Hyper local and personalized are big themes at SXSWi this year. Just take a look at the apps getting the most attention. It’s actually a very Southby idea.
Small scale entrepreneurship and service is also big in Austin around festival time. The downtown area is full of pedicabs and many of the drivers accept credit card and digital payments on their phones. That’s just one example, but there are many others. Those who want attention at Southby (for apps, films, music) often come up with ideas that both serve a need and fit in with their own theme.
BBH Labs may not be selling anything with this initiative, but they are calling attention to something: homelessness. If those same men and women had stood in those same high-traffic areas and politely asked for spare change, how many of the “privileged, laptop-toting scenesters” would have stopped to give them any? Or thought about them for more than two seconds? Would Halverson be writing about them at all? Would he know their names?
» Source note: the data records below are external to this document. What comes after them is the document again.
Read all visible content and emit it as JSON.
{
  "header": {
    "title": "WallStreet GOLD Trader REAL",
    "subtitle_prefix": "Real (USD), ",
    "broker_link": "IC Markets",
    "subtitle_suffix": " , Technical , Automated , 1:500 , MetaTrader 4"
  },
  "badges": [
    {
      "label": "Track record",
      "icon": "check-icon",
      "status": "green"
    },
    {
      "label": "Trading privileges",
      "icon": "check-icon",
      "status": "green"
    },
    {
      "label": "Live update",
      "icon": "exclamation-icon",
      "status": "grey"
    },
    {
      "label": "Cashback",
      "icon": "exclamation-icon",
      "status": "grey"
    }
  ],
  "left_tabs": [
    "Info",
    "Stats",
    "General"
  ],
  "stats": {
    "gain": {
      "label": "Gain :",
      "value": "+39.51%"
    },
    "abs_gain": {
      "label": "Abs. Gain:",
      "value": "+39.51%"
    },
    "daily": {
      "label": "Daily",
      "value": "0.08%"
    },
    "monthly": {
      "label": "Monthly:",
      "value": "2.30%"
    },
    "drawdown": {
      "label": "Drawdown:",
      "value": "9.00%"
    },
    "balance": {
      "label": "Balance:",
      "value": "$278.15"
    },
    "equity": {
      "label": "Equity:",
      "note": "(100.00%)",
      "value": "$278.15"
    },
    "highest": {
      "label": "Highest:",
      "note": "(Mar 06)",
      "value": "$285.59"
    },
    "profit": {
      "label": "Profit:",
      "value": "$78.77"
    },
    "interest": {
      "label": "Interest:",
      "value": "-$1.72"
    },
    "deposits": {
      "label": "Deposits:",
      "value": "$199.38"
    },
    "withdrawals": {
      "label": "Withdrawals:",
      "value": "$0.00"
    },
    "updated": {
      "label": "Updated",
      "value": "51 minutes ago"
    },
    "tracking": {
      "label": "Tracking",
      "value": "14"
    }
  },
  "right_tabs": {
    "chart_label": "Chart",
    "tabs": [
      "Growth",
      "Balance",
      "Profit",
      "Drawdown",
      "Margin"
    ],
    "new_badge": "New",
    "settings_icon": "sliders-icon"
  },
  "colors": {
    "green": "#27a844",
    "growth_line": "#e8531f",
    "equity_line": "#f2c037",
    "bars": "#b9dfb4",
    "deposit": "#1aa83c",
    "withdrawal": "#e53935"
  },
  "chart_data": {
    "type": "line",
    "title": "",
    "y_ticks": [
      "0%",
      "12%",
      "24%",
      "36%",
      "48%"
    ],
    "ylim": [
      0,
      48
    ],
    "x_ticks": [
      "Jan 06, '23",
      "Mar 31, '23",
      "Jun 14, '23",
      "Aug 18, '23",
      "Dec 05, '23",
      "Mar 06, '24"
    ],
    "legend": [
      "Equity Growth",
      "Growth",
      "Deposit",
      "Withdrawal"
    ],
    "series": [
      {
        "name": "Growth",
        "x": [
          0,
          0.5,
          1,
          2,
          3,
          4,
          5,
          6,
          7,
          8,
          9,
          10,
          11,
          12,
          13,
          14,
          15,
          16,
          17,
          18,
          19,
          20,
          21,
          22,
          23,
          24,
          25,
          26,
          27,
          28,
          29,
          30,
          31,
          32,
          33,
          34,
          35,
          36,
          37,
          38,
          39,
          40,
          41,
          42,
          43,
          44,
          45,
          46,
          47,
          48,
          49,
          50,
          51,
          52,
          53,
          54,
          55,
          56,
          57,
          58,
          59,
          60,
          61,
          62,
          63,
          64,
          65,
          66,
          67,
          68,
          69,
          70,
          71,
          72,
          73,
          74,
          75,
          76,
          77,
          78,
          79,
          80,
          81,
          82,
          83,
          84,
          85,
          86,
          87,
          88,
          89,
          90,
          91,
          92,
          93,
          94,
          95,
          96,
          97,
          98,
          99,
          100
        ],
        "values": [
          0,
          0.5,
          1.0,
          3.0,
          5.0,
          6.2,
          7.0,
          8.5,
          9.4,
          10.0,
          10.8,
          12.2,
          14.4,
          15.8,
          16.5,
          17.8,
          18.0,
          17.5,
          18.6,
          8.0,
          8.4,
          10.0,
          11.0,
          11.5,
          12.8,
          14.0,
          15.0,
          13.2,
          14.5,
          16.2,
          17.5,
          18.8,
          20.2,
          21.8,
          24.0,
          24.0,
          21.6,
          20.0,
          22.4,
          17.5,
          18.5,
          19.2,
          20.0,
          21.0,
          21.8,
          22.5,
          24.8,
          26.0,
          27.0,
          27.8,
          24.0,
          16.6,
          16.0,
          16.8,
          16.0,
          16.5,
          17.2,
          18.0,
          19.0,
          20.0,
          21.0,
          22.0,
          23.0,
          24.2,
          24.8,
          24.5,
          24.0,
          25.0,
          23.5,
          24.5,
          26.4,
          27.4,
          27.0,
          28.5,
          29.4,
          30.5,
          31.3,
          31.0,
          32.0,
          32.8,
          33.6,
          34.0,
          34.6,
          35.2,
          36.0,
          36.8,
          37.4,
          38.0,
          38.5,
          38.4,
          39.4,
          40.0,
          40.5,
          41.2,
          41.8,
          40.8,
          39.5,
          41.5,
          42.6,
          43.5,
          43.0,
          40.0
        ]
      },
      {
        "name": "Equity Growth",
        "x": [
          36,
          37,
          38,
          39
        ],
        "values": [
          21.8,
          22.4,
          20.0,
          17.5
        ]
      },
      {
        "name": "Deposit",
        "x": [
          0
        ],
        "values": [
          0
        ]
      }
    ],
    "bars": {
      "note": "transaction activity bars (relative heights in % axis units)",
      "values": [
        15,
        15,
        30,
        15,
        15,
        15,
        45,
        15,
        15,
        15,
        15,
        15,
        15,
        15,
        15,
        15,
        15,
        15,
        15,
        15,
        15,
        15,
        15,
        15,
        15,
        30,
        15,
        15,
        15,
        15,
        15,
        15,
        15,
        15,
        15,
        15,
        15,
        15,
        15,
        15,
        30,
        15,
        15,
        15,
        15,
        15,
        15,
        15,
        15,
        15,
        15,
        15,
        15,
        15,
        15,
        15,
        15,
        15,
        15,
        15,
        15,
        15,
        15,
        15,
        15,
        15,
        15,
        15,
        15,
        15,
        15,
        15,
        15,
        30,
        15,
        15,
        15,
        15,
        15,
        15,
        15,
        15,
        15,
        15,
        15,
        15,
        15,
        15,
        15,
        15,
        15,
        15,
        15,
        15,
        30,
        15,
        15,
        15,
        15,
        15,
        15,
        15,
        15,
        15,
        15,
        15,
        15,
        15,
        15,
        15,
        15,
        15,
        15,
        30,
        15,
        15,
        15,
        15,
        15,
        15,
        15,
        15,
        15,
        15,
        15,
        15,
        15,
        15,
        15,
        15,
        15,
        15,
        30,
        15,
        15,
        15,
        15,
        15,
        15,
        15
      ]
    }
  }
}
The cries of EXPLOITATION are ringing out from all over, yet many of the people writing about Homeless Hotspots are engaging in some exploitation of their own. They’re claiming outrage on behalf of the men and women involved instead of actually talking to them. Or they’re just outraged in general without any real thought given to the individuals involved and affected. They’re shaming anyone who would dare “leech” the Wi-Fi from their very blood! even though, by taking advantage of the service, the users are giving HH participants a chance to earn money.
It’s true that the average SXSW-goer is privileged in some way. Attending that show is not cheap, even if you’re a member of the press. And everyone has at least one piece of expensive tech, if not two or four or more. But I bet anyone who bought Wi-Fi from one of the Homeless Hotspots spent at least a few minutes over the course of the festival thinking about that person as a person and about the issue of homelessness in American society. Something they might not have done, otherwise.
Would these people be angry if college students were the ones wearing “I’m a hotspot” t-shirts and standing around the convention center? Would it be exploitative and dehumanizing if someone who has a home, isn’t worried about their next meal, and hasn’t suffered a huge personal or financial loss chose to wear something that says “I am” instead of “I have a“? If this was the situation, instead, I’m pretty sure any articles written would have praised the entrepreneurial spirit of the endeavor.
I may get to see this prediction realized, because I fully expect someone to copy this idea at other events.
The Homeless Hotspot program ended yesterday (the last day of SXSWi) but BBH Labs says that it was just a beta test.
Hopefully you can help us optimize and validate this platform, which we hope to see adopted on a broader scale.
I hope that happens as well. I can think of several events or situations in which a roaming hotspot would prove useful. And I’d much prefer to give money to an actual person knowing they get to keep said money than a corporate entity who probably doesn’t need it. Even better if it helps that person escape an unfortunate economic circumstance.
Giving a homeless person a way to earn money is one step toward them getting back on their feet and where they want to be in life. Tweeting your ill-informed outrage about such things from your expensive computer or smartphone does not.
All images credit: Homeless Hotspots/BBH Labs